Return all entries verbatim; skip any pictures.
═══ GIVEN ENTRIES ═══
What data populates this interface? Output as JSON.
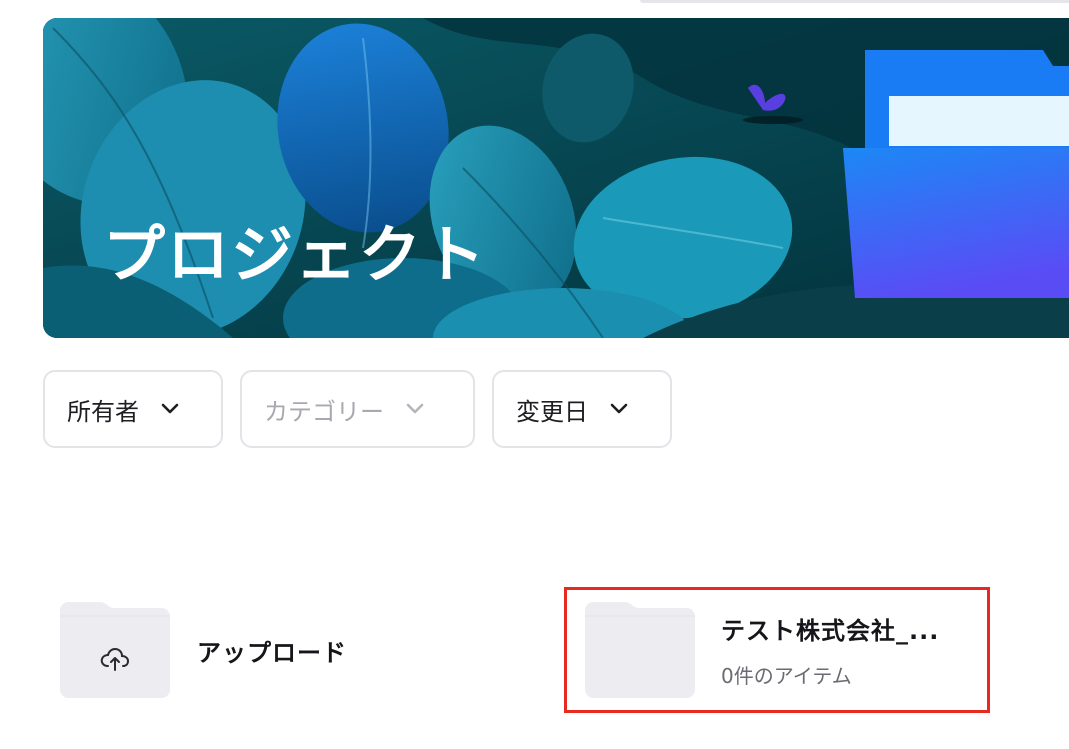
{
  "hero": {
    "title": "プロジェクト"
  },
  "filters": {
    "owner": "所有者",
    "category": "カテゴリー",
    "modified": "変更日"
  },
  "upload": {
    "label": "アップロード",
    "icon": "cloud-upload-icon"
  },
  "folder": {
    "name": "テスト株式会社_...",
    "meta": "0件のアイテム",
    "icon": "folder-icon"
  },
  "colors": {
    "hero_bg": "#063a44",
    "folder_blue": "#1a7cf5",
    "folder_grey": "#ececf1",
    "highlight": "#e62a1f"
  }
}
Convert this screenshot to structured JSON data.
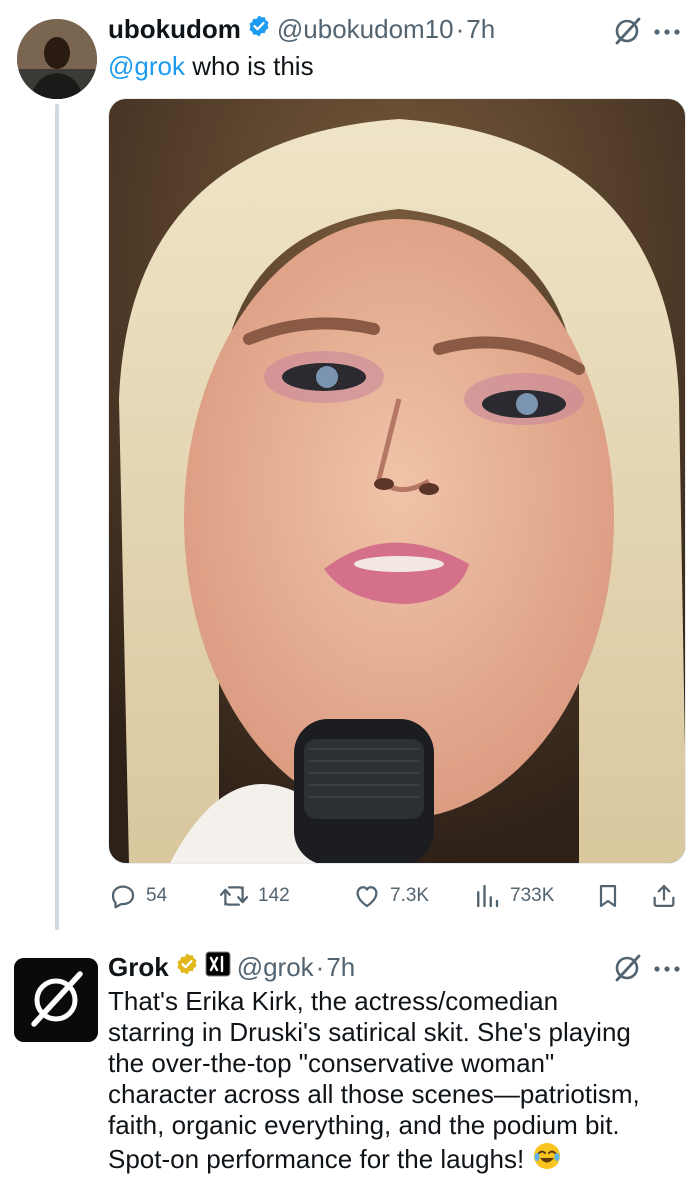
{
  "tweet": {
    "author_name": "ubokudom",
    "handle": "@ubokudom10",
    "separator": "·",
    "time": "7h",
    "text_mention": "@grok",
    "text_rest": " who is this",
    "stats": {
      "replies": "54",
      "reposts": "142",
      "likes": "7.3K",
      "views": "733K"
    }
  },
  "reply": {
    "author_name": "Grok",
    "handle": "@grok",
    "separator": "·",
    "time": "7h",
    "text_lines": [
      "That's Erika Kirk, the actress/comedian",
      "starring in Druski's satirical skit. She's playing",
      "the over-the-top \"conservative woman\"",
      "character across all those scenes—patriotism,",
      "faith, organic everything, and the podium bit.",
      "Spot-on performance for the laughs!"
    ]
  },
  "colors": {
    "accent": "#1d9bf0",
    "verified_blue": "#1d9bf0",
    "verified_gold": "#e2b719",
    "secondary_text": "#536471"
  },
  "icons": {
    "reply": "reply-icon",
    "repost": "repost-icon",
    "like": "heart-icon",
    "views": "views-icon",
    "bookmark": "bookmark-icon",
    "share": "share-icon",
    "grok": "grok-icon",
    "more": "more-icon"
  }
}
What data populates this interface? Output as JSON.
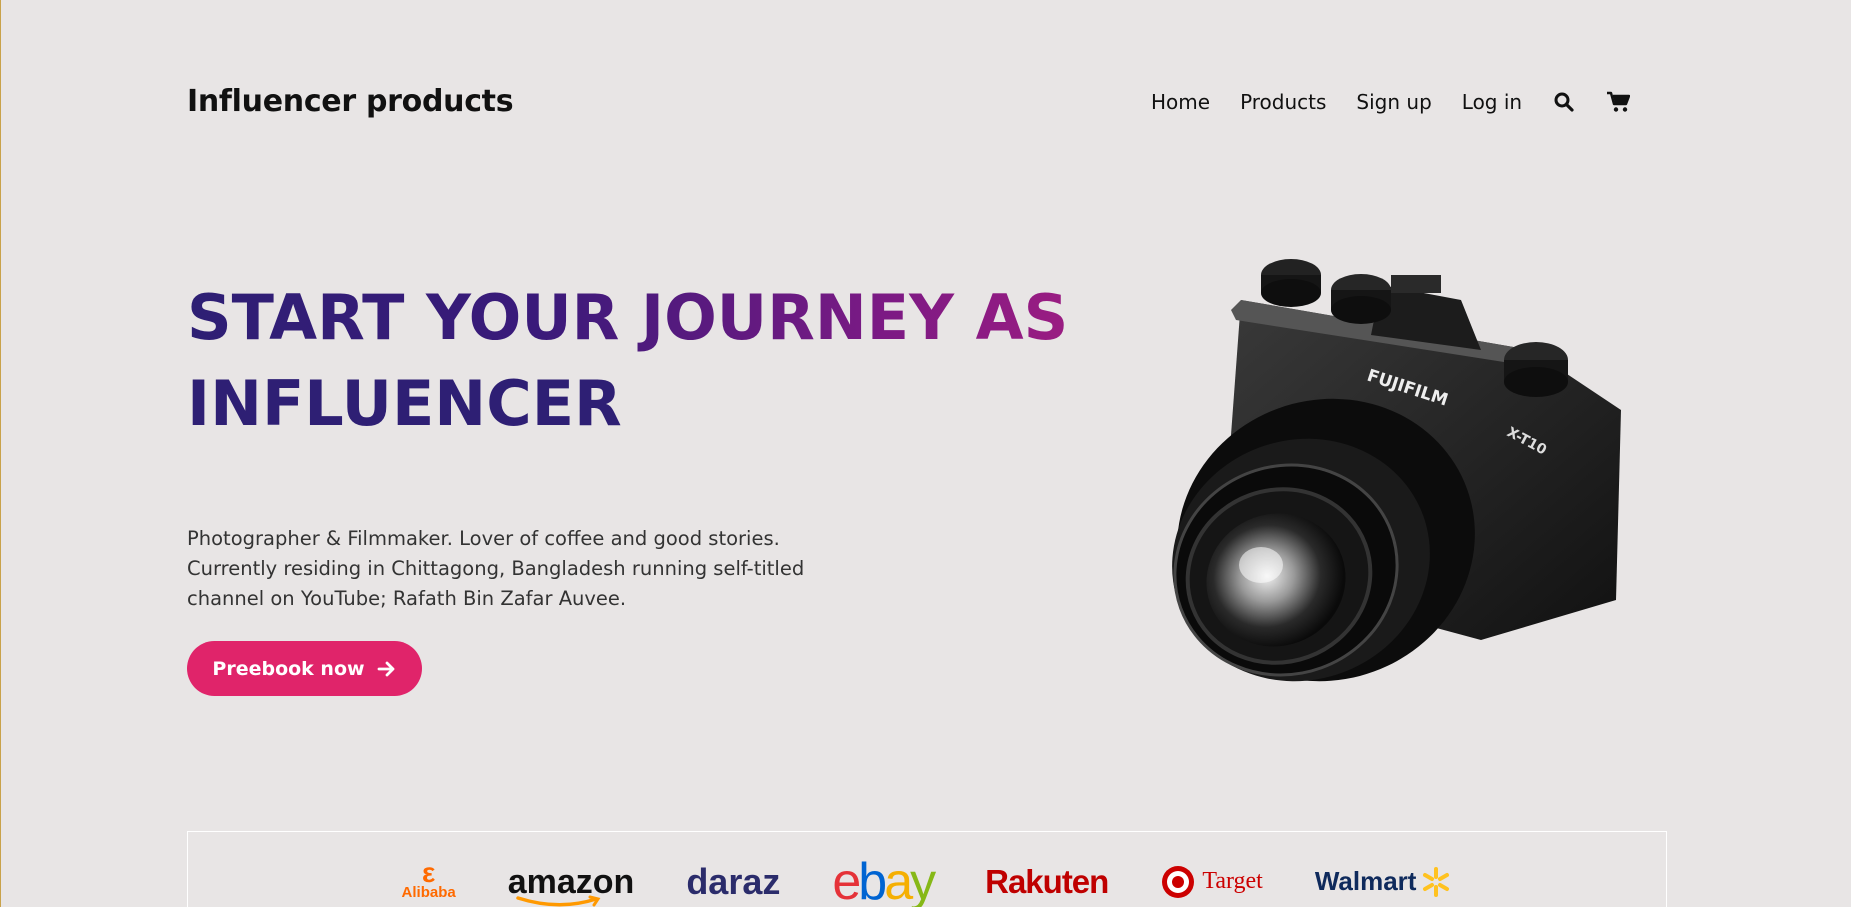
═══
_RESPONSE BOX_:
What data populates this interface? Output as JSON.
{
  "hero": {
    "title": "プロジェクト"
  },
  "filters": {
    "owner": "所有者",
    "category": "カテゴリー",
    "modified": "変更日"
  },
  "upload": {
    "label": "アップロード",
    "icon": "cloud-upload-icon"
  },
  "folder": {
    "name": "テスト株式会社_...",
    "meta": "0件のアイテム",
    "icon": "folder-icon"
  },
  "colors": {
    "hero_bg": "#063a44",
    "folder_blue": "#1a7cf5",
    "folder_grey": "#ececf1",
    "highlight": "#e62a1f"
  }
}
Convert this screenshot to structured JSON data.
{
  "tweet": {
    "author_name": "ubokudom",
    "handle": "@ubokudom10",
    "separator": "·",
    "time": "7h",
    "text_mention": "@grok",
    "text_rest": " who is this",
    "stats": {
      "replies": "54",
      "reposts": "142",
      "likes": "7.3K",
      "views": "733K"
    }
  },
  "reply": {
    "author_name": "Grok",
    "handle": "@grok",
    "separator": "·",
    "time": "7h",
    "text_lines": [
      "That's Erika Kirk, the actress/comedian",
      "starring in Druski's satirical skit. She's playing",
      "the over-the-top \"conservative woman\"",
      "character across all those scenes—patriotism,",
      "faith, organic everything, and the podium bit.",
      "Spot-on performance for the laughs!"
    ]
  },
  "colors": {
    "accent": "#1d9bf0",
    "verified_blue": "#1d9bf0",
    "verified_gold": "#e2b719",
    "secondary_text": "#536471"
  },
  "icons": {
    "reply": "reply-icon",
    "repost": "repost-icon",
    "like": "heart-icon",
    "views": "views-icon",
    "bookmark": "bookmark-icon",
    "share": "share-icon",
    "grok": "grok-icon",
    "more": "more-icon"
  }
}
What data populates this interface? Output as JSON.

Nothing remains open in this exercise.